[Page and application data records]
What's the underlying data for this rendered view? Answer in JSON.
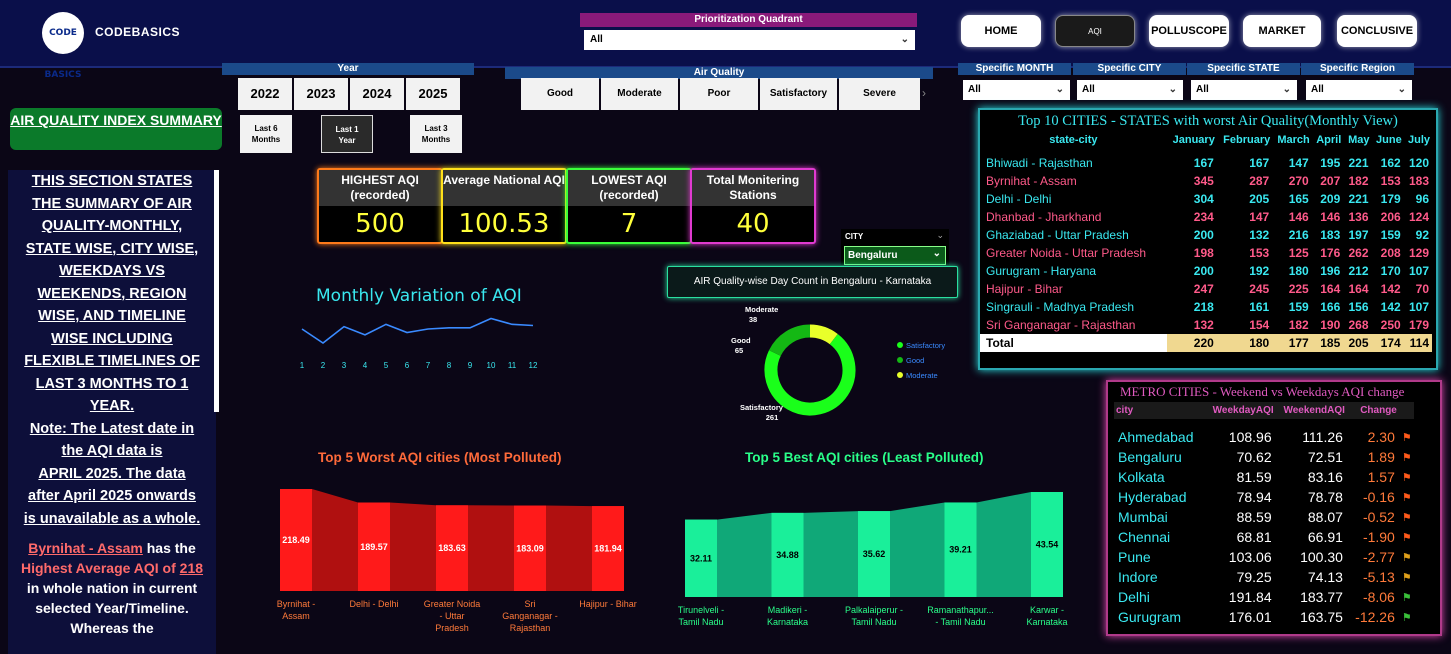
{
  "header": {
    "logo_text": "CODE BASICS",
    "brand": "CODEBASICS",
    "prioritization_label": "Prioritization Quadrant",
    "prioritization_value": "All",
    "nav": [
      "HOME",
      "AQI",
      "POLLUSCOPE",
      "MARKET",
      "CONCLUSIVE"
    ]
  },
  "left": {
    "title": "AIR QUALITY INDEX SUMMARY",
    "summary_lines": [
      "THIS SECTION STATES",
      "THE SUMMARY OF AIR",
      "QUALITY-MONTHLY,",
      "STATE WISE, CITY WISE,",
      "WEEKDAYS VS",
      "WEEKENDS, REGION",
      "WISE, AND TIMELINE",
      "WISE INCLUDING",
      "FLEXIBLE TIMELINES OF",
      "LAST 3 MONTHS TO 1",
      "YEAR."
    ],
    "note_lines": [
      "Note: The Latest date in",
      "the AQI data is",
      "APRIL  2025. The data",
      "after April 2025 onwards",
      "is unavailable as a whole."
    ],
    "highlight_city": "Byrnihat - Assam",
    "highlight_text1": " has the",
    "highlight_text2": "Highest Average AQI of ",
    "highlight_value": "218",
    "highlight_text3": "in whole nation in current",
    "highlight_text4": "selected Year/Timeline.",
    "highlight_text5": "Whereas the"
  },
  "filters": {
    "year_label": "Year",
    "years": [
      "2022",
      "2023",
      "2024",
      "2025"
    ],
    "periods": [
      [
        "Last 6",
        "Months"
      ],
      [
        "Last 1",
        "Year"
      ],
      [
        "Last 3",
        "Months"
      ]
    ],
    "air_quality_label": "Air Quality",
    "air_quality": [
      "Good",
      "Moderate",
      "Poor",
      "Satisfactory",
      "Severe"
    ],
    "dropdowns": [
      {
        "label": "Specific MONTH",
        "value": "All"
      },
      {
        "label": "Specific CITY",
        "value": "All"
      },
      {
        "label": "Specific STATE",
        "value": "All"
      },
      {
        "label": "Specific Region",
        "value": "All"
      }
    ],
    "city_label": "CITY",
    "city_value": "Bengaluru"
  },
  "kpis": [
    {
      "label": "HIGHEST AQI (recorded)",
      "value": "500",
      "color": "#ff7a1a"
    },
    {
      "label": "Average National AQI",
      "value": "100.53",
      "color": "#ffe01a"
    },
    {
      "label": "LOWEST AQI (recorded)",
      "value": "7",
      "color": "#3aff3a"
    },
    {
      "label": "Total Monitering Stations",
      "value": "40",
      "color": "#e03ad0"
    }
  ],
  "monthly_title": "Monthly Variation of AQI",
  "monthly_chart": {
    "type": "line",
    "x": [
      1,
      2,
      3,
      4,
      5,
      6,
      7,
      8,
      9,
      10,
      11,
      12
    ],
    "y": [
      108,
      96,
      110,
      103,
      112,
      105,
      108,
      109,
      109,
      117,
      112,
      111
    ],
    "color": "#3a8aff"
  },
  "donut_title": "AIR Quality-wise Day Count in Bengaluru - Karnataka",
  "donut_chart": {
    "type": "pie",
    "labels": [
      "Satisfactory",
      "Good",
      "Moderate"
    ],
    "values": [
      261,
      65,
      38
    ],
    "colors": [
      "#1aff1a",
      "#14b814",
      "#e8ff2a"
    ]
  },
  "worst_title": "Top 5 Worst AQI cities (Most Polluted)",
  "worst_chart": {
    "type": "bar",
    "categories": [
      "Byrnihat - Assam",
      "Delhi - Delhi",
      "Greater Noida - Uttar Pradesh",
      "Sri Ganganagar - Rajasthan",
      "Hajipur - Bihar"
    ],
    "category_lines": [
      [
        "Byrnihat -",
        "Assam"
      ],
      [
        "Delhi - Delhi"
      ],
      [
        "Greater Noida",
        "- Uttar",
        "Pradesh"
      ],
      [
        "Sri",
        "Ganganagar -",
        "Rajasthan"
      ],
      [
        "Hajipur - Bihar"
      ]
    ],
    "values": [
      218.49,
      189.57,
      183.63,
      183.09,
      181.94
    ],
    "color": "#ff1a1a"
  },
  "best_title": "Top 5 Best AQI cities (Least Polluted)",
  "best_chart": {
    "type": "bar",
    "categories": [
      "Tirunelveli - Tamil Nadu",
      "Madikeri - Karnataka",
      "Palkalaiperur - Tamil Nadu",
      "Ramanathapur... - Tamil Nadu",
      "Karwar - Karnataka"
    ],
    "category_lines": [
      [
        "Tirunelveli -",
        "Tamil Nadu"
      ],
      [
        "Madikeri -",
        "Karnataka"
      ],
      [
        "Palkalaiperur -",
        "Tamil Nadu"
      ],
      [
        "Ramanathapur...",
        "- Tamil Nadu"
      ],
      [
        "Karwar -",
        "Karnataka"
      ]
    ],
    "values": [
      32.11,
      34.88,
      35.62,
      39.21,
      43.54
    ],
    "color": "#1aef9a"
  },
  "top10": {
    "title": "Top 10 CITIES - STATES with worst Air Quality(Monthly View)",
    "columns": [
      "state-city",
      "January",
      "February",
      "March",
      "April",
      "May",
      "June",
      "July"
    ],
    "rows": [
      {
        "name": "Bhiwadi - Rajasthan",
        "vals": [
          "167",
          "167",
          "147",
          "195",
          "221",
          "162",
          "120"
        ]
      },
      {
        "name": "Byrnihat - Assam",
        "vals": [
          "345",
          "287",
          "270",
          "207",
          "182",
          "153",
          "183"
        ]
      },
      {
        "name": "Delhi - Delhi",
        "vals": [
          "304",
          "205",
          "165",
          "209",
          "221",
          "179",
          "96"
        ]
      },
      {
        "name": "Dhanbad - Jharkhand",
        "vals": [
          "234",
          "147",
          "146",
          "146",
          "136",
          "206",
          "124"
        ]
      },
      {
        "name": "Ghaziabad - Uttar Pradesh",
        "vals": [
          "200",
          "132",
          "216",
          "183",
          "197",
          "159",
          "92"
        ]
      },
      {
        "name": "Greater Noida - Uttar Pradesh",
        "vals": [
          "198",
          "153",
          "125",
          "176",
          "262",
          "208",
          "129"
        ]
      },
      {
        "name": "Gurugram - Haryana",
        "vals": [
          "200",
          "192",
          "180",
          "196",
          "212",
          "170",
          "107"
        ]
      },
      {
        "name": "Hajipur - Bihar",
        "vals": [
          "247",
          "245",
          "225",
          "164",
          "164",
          "142",
          "70"
        ]
      },
      {
        "name": "Singrauli - Madhya Pradesh",
        "vals": [
          "218",
          "161",
          "159",
          "166",
          "156",
          "142",
          "107"
        ]
      },
      {
        "name": "Sri Ganganagar - Rajasthan",
        "vals": [
          "132",
          "154",
          "182",
          "190",
          "268",
          "250",
          "179"
        ]
      }
    ],
    "total_label": "Total",
    "total": [
      "220",
      "180",
      "177",
      "185",
      "205",
      "174",
      "114"
    ]
  },
  "metro": {
    "title": "METRO CITIES - Weekend vs Weekdays AQI change",
    "columns": [
      "city",
      "WeekdayAQI",
      "WeekendAQI",
      "Change"
    ],
    "rows": [
      {
        "city": "Ahmedabad",
        "wd": "108.96",
        "we": "111.26",
        "ch": "2.30",
        "flag": "#ff5a1a"
      },
      {
        "city": "Bengaluru",
        "wd": "70.62",
        "we": "72.51",
        "ch": "1.89",
        "flag": "#ff5a1a"
      },
      {
        "city": "Kolkata",
        "wd": "81.59",
        "we": "83.16",
        "ch": "1.57",
        "flag": "#ff5a1a"
      },
      {
        "city": "Hyderabad",
        "wd": "78.94",
        "we": "78.78",
        "ch": "-0.16",
        "flag": "#ff5a1a"
      },
      {
        "city": "Mumbai",
        "wd": "88.59",
        "we": "88.07",
        "ch": "-0.52",
        "flag": "#ff5a1a"
      },
      {
        "city": "Chennai",
        "wd": "68.81",
        "we": "66.91",
        "ch": "-1.90",
        "flag": "#ff5a1a"
      },
      {
        "city": "Pune",
        "wd": "103.06",
        "we": "100.30",
        "ch": "-2.77",
        "flag": "#e0a01a"
      },
      {
        "city": "Indore",
        "wd": "79.25",
        "we": "74.13",
        "ch": "-5.13",
        "flag": "#e0a01a"
      },
      {
        "city": "Delhi",
        "wd": "191.84",
        "we": "183.77",
        "ch": "-8.06",
        "flag": "#3ac03a"
      },
      {
        "city": "Gurugram",
        "wd": "176.01",
        "we": "163.75",
        "ch": "-12.26",
        "flag": "#3ac03a"
      }
    ]
  }
}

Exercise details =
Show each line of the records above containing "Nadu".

Output for this exercise =
      "Tirunelveli - Tamil Nadu",
      "Palkalaiperur - Tamil Nadu",
      "Ramanathapur... - Tamil Nadu",
        "Tamil Nadu"
        "Tamil Nadu"
        "- Tamil Nadu"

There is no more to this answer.